Rafter’s Return is Short but Sweet


By Alana Mitchelson

(January 15, 2014) MELBOURNE – The pairing was always going to be a fun watch. People far and wide had been eagerly awaiting Pat Rafter’s surprise return to men’s doubles, partnered with fellow Aussie Lleyton Hewitt, but Eric Butorac and Raven Klaasen proved too strong to break and they clinched the match in two fairly straight forward sets over the Australians, 6-4, 7-5


But with the final result cast aside, the old timer and his close friend had the fun they had set out to experience and they were pleased to have refocused the public’s attention to how deserving the truly entertaining doubles game is of being showcased on the big, centre court stage.


“It’s always great fun being back out there with Lleyton. Having a player like him, you know you’re going to get a few games,” Rafter said in reflection of his comeback match.


“It was a bit of fun. It was a good crowd atmosphere out there. It was good for the tournament, I think,” Hewitt said.


​”It’s not always about getting the result. As you could see, the buildup, the media and press and public and everything once we got announced in the draw, I think it was just good for the tournament and for Australian tennis.


“Pat helped me out when I first came into the Davis Cup team as a 15, 16-year-old. He took me under his wing, helped me out. We obviously played some massive Davis Cup matches together as well. We’ve got a pretty good friendship. It’s just nice to be out there. We still enjoy it, have a bit of a laugh.”


The Australians exhibited some elegant, classic style doubles, pressing up to the net for the deep volleys, but the American, Butorac, barely missed a shot and neither Hewitt or Rafter could make much of his consistently flat returns.

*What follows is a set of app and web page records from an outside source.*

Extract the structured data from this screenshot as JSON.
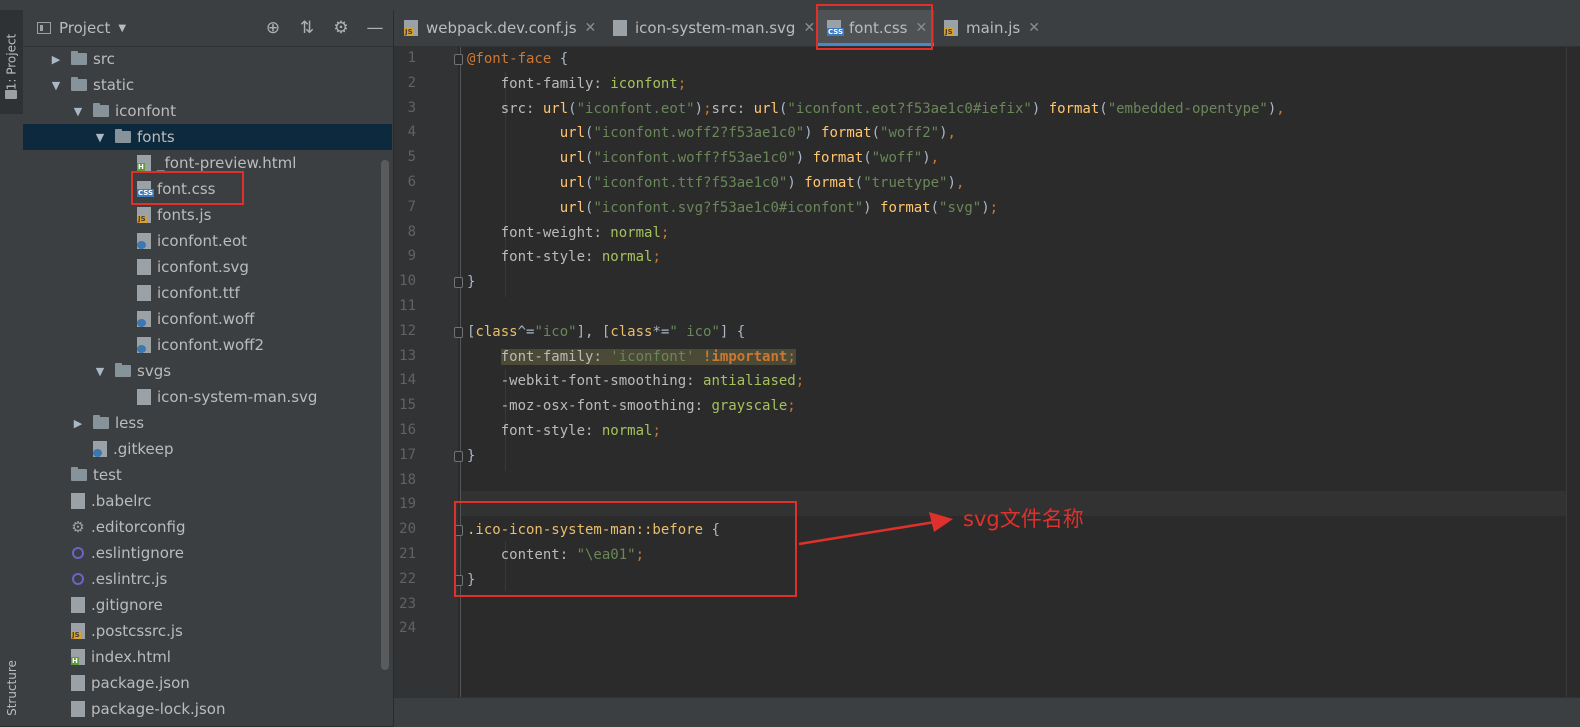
{
  "left_stripe": {
    "project_tab": "1: Project",
    "structure_tab": "Structure"
  },
  "project_panel": {
    "title": "Project",
    "header_icons": [
      "crosshair-icon",
      "collapse-icon",
      "gear-icon",
      "minimize-icon"
    ],
    "tree": [
      {
        "label": "src",
        "kind": "folder",
        "arrow": "▶",
        "indent": 1
      },
      {
        "label": "static",
        "kind": "folder",
        "arrow": "▼",
        "indent": 1
      },
      {
        "label": "iconfont",
        "kind": "folder",
        "arrow": "▼",
        "indent": 2
      },
      {
        "label": "fonts",
        "kind": "folder",
        "arrow": "▼",
        "indent": 3,
        "selected": true
      },
      {
        "label": "_font-preview.html",
        "kind": "html",
        "indent": 4
      },
      {
        "label": "font.css",
        "kind": "css",
        "indent": 4,
        "highlighted": true
      },
      {
        "label": "fonts.js",
        "kind": "js",
        "indent": 4
      },
      {
        "label": "iconfont.eot",
        "kind": "unk",
        "indent": 4
      },
      {
        "label": "iconfont.svg",
        "kind": "svg",
        "indent": 4
      },
      {
        "label": "iconfont.ttf",
        "kind": "file",
        "indent": 4
      },
      {
        "label": "iconfont.woff",
        "kind": "unk",
        "indent": 4
      },
      {
        "label": "iconfont.woff2",
        "kind": "unk",
        "indent": 4
      },
      {
        "label": "svgs",
        "kind": "folder",
        "arrow": "▼",
        "indent": 3
      },
      {
        "label": "icon-system-man.svg",
        "kind": "svg",
        "indent": 4
      },
      {
        "label": "less",
        "kind": "folder",
        "arrow": "▶",
        "indent": 2
      },
      {
        "label": ".gitkeep",
        "kind": "unk",
        "indent": 2
      },
      {
        "label": "test",
        "kind": "folder",
        "indent": 1
      },
      {
        "label": ".babelrc",
        "kind": "file",
        "indent": 1
      },
      {
        "label": ".editorconfig",
        "kind": "gear",
        "indent": 1
      },
      {
        "label": ".eslintignore",
        "kind": "eslint",
        "indent": 1
      },
      {
        "label": ".eslintrc.js",
        "kind": "eslint",
        "indent": 1
      },
      {
        "label": ".gitignore",
        "kind": "file",
        "indent": 1
      },
      {
        "label": ".postcssrc.js",
        "kind": "js",
        "indent": 1
      },
      {
        "label": "index.html",
        "kind": "html",
        "indent": 1
      },
      {
        "label": "package.json",
        "kind": "file",
        "indent": 1
      },
      {
        "label": "package-lock.json",
        "kind": "file",
        "indent": 1
      }
    ]
  },
  "tabs": [
    {
      "label": "webpack.dev.conf.js",
      "kind": "js",
      "active": false
    },
    {
      "label": "icon-system-man.svg",
      "kind": "svg",
      "active": false
    },
    {
      "label": "font.css",
      "kind": "css",
      "active": true
    },
    {
      "label": "main.js",
      "kind": "js",
      "active": false
    }
  ],
  "editor": {
    "line_numbers": [
      "1",
      "2",
      "3",
      "4",
      "5",
      "6",
      "7",
      "8",
      "9",
      "10",
      "11",
      "12",
      "13",
      "14",
      "15",
      "16",
      "17",
      "18",
      "19",
      "20",
      "21",
      "22",
      "23",
      "24"
    ],
    "current_line": "19",
    "lines": [
      [
        [
          "kw",
          "@font-face"
        ],
        [
          "",
          " {"
        ]
      ],
      [
        [
          "prop",
          "    font-family"
        ],
        [
          "",
          ": "
        ],
        [
          "val",
          "iconfont"
        ],
        [
          "kw",
          ";"
        ]
      ],
      [
        [
          "prop",
          "    src"
        ],
        [
          "",
          ": "
        ],
        [
          "fn",
          "url"
        ],
        [
          "",
          "("
        ],
        [
          "str",
          "\"iconfont.eot\""
        ],
        [
          "",
          ")"
        ],
        [
          "kw",
          ";"
        ],
        [
          "prop",
          "src"
        ],
        [
          "",
          ": "
        ],
        [
          "fn",
          "url"
        ],
        [
          "",
          "("
        ],
        [
          "str",
          "\"iconfont.eot?f53ae1c0#iefix\""
        ],
        [
          "",
          ") "
        ],
        [
          "fn",
          "format"
        ],
        [
          "",
          "("
        ],
        [
          "str",
          "\"embedded-opentype\""
        ],
        [
          "",
          ")"
        ],
        [
          "kw",
          ","
        ]
      ],
      [
        [
          "",
          "           "
        ],
        [
          "fn",
          "url"
        ],
        [
          "",
          "("
        ],
        [
          "str",
          "\"iconfont.woff2?f53ae1c0\""
        ],
        [
          "",
          ") "
        ],
        [
          "fn",
          "format"
        ],
        [
          "",
          "("
        ],
        [
          "str",
          "\"woff2\""
        ],
        [
          "",
          ")"
        ],
        [
          "kw",
          ","
        ]
      ],
      [
        [
          "",
          "           "
        ],
        [
          "fn",
          "url"
        ],
        [
          "",
          "("
        ],
        [
          "str",
          "\"iconfont.woff?f53ae1c0\""
        ],
        [
          "",
          ") "
        ],
        [
          "fn",
          "format"
        ],
        [
          "",
          "("
        ],
        [
          "str",
          "\"woff\""
        ],
        [
          "",
          ")"
        ],
        [
          "kw",
          ","
        ]
      ],
      [
        [
          "",
          "           "
        ],
        [
          "fn",
          "url"
        ],
        [
          "",
          "("
        ],
        [
          "str",
          "\"iconfont.ttf?f53ae1c0\""
        ],
        [
          "",
          ") "
        ],
        [
          "fn",
          "format"
        ],
        [
          "",
          "("
        ],
        [
          "str",
          "\"truetype\""
        ],
        [
          "",
          ")"
        ],
        [
          "kw",
          ","
        ]
      ],
      [
        [
          "",
          "           "
        ],
        [
          "fn",
          "url"
        ],
        [
          "",
          "("
        ],
        [
          "str",
          "\"iconfont.svg?f53ae1c0#iconfont\""
        ],
        [
          "",
          ") "
        ],
        [
          "fn",
          "format"
        ],
        [
          "",
          "("
        ],
        [
          "str",
          "\"svg\""
        ],
        [
          "",
          ")"
        ],
        [
          "kw",
          ";"
        ]
      ],
      [
        [
          "prop",
          "    font-weight"
        ],
        [
          "",
          ": "
        ],
        [
          "val",
          "normal"
        ],
        [
          "kw",
          ";"
        ]
      ],
      [
        [
          "prop",
          "    font-style"
        ],
        [
          "",
          ": "
        ],
        [
          "val",
          "normal"
        ],
        [
          "kw",
          ";"
        ]
      ],
      [
        [
          "",
          "}"
        ]
      ],
      [],
      [
        [
          "",
          "["
        ],
        [
          "sel",
          "class"
        ],
        [
          "",
          "^="
        ],
        [
          "str",
          "\"ico\""
        ],
        [
          "",
          "], ["
        ],
        [
          "sel",
          "class"
        ],
        [
          "",
          "*="
        ],
        [
          "str",
          "\" ico\""
        ],
        [
          "",
          "] {"
        ]
      ],
      [
        [
          "",
          "    "
        ],
        [
          "hl prop",
          "font-family"
        ],
        [
          "hl",
          ": "
        ],
        [
          "hl str",
          "'iconfont'"
        ],
        [
          "hl",
          " "
        ],
        [
          "hl imp",
          "!important"
        ],
        [
          "hl kw",
          ";"
        ]
      ],
      [
        [
          "prop",
          "    -webkit-font-smoothing"
        ],
        [
          "",
          ": "
        ],
        [
          "val",
          "antialiased"
        ],
        [
          "kw",
          ";"
        ]
      ],
      [
        [
          "prop",
          "    -moz-osx-font-smoothing"
        ],
        [
          "",
          ": "
        ],
        [
          "val",
          "grayscale"
        ],
        [
          "kw",
          ";"
        ]
      ],
      [
        [
          "prop",
          "    font-style"
        ],
        [
          "",
          ": "
        ],
        [
          "val",
          "normal"
        ],
        [
          "kw",
          ";"
        ]
      ],
      [
        [
          "",
          "}"
        ]
      ],
      [],
      [],
      [
        [
          "sel",
          ".ico-icon-system-man::before"
        ],
        [
          "",
          " {"
        ]
      ],
      [
        [
          "prop",
          "    content"
        ],
        [
          "",
          ": "
        ],
        [
          "str",
          "\"\\ea01\""
        ],
        [
          "kw",
          ";"
        ]
      ],
      [
        [
          "",
          "}"
        ]
      ],
      [],
      []
    ]
  },
  "annotation": {
    "text": "svg文件名称"
  }
}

While their return of service was lacking in strategy, as Rafter was the first to admit after the match, both Australians delivered mostly solid service games throughout. Rafter offered much variation and Hewitt launched many body serves, forcing the player opposite the returning partner to step into more physically demanding play along the net.

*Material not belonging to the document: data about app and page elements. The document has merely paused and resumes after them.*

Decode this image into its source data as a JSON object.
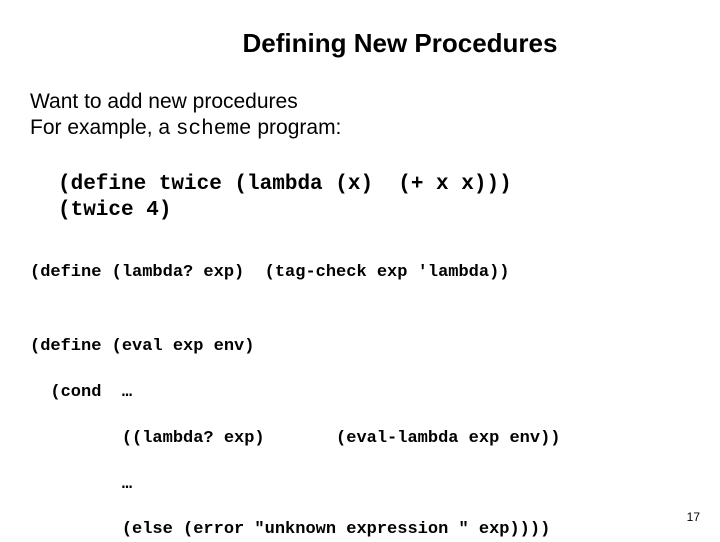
{
  "title": "Defining New Procedures",
  "intro": {
    "line1": "Want to add new procedures",
    "line2_pre": "For example, a ",
    "line2_code": "scheme",
    "line2_post": " program:"
  },
  "code1": {
    "line1": "(define twice (lambda (x)  (+ x x)))",
    "line2": "(twice 4)"
  },
  "code2": {
    "line1": "(define (lambda? exp)  (tag-check exp 'lambda))",
    "line3": "(define (eval exp env)",
    "line4": "  (cond  …",
    "line5": "         ((lambda? exp)       (eval-lambda exp env))",
    "line6": "         …",
    "line7": "         (else (error \"unknown expression \" exp))))"
  },
  "pagenum": "17"
}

“I served better than I thought I would. I volleyed okay,” Rafter said, reflecting on his lack of preparation.


“Gee, I wish I returned a bit better than that. And my second shot was just… forget it, it was horrible. It was actually laughable. At a certain stage, I was just laughing.


“I probably should have practised a bit more. I just didn’t return. I knew that was going to be the worst part of my game and it was.”

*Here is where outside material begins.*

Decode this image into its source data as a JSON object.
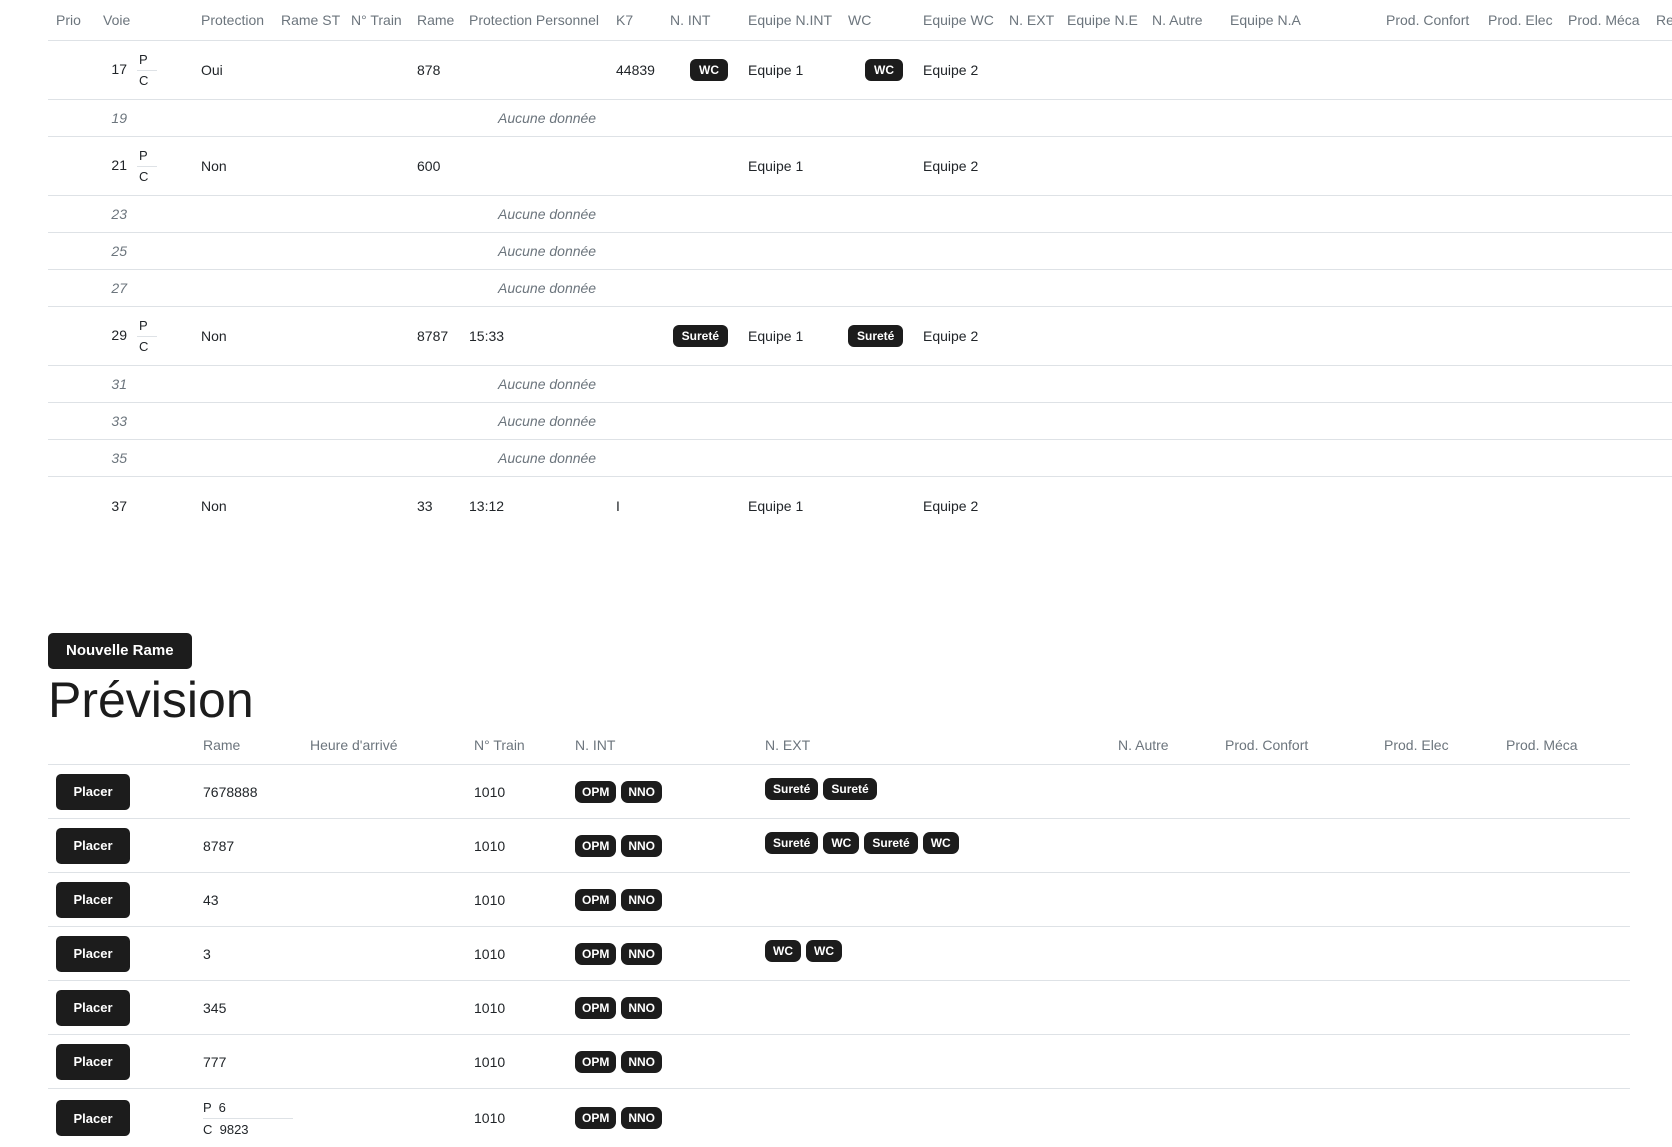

And Croatian former Grand Slam champion Goran Ivanisovic had a few digs at his old friend’s expense as Rafter explained.


“​He said it was ‘f-ing bad’, not just bad, that it was really bad. I said, ‘yeah’. He said, ‘you served okay’


“Goran and I have been hanging out. We played a fair few tournaments with each other in Europe. We got to spend a fair amount of time with each other. He takes the piss out of me and he thinks it’s funny,” the Australian laughed, tongue-in-cheek.



Klaasen’s quick reflexes came so naturally at the net, allowing them to dominate their service games, and he and Butorac finished many a point with winners being their first volley on serve.


After the win, Butorac expressed how much respect he had for his 41-year-old tennis idol and told of how he initially had difficulty grasping the reality of playing the one and only Patrick Rafter in his Australian Open 2014 round one clash.


“I think I checked the draw about three times to check what I was really seeing,” Butorac said with a chuckle in the on court post-match interview.


“But it was an absolute honour to play out there with Pat. I’m actually renting an apartment with some friends and there’s an autographed Bonds T-shirt of Pat’s in my bedroom. So I’ve woken up to that the last three days.”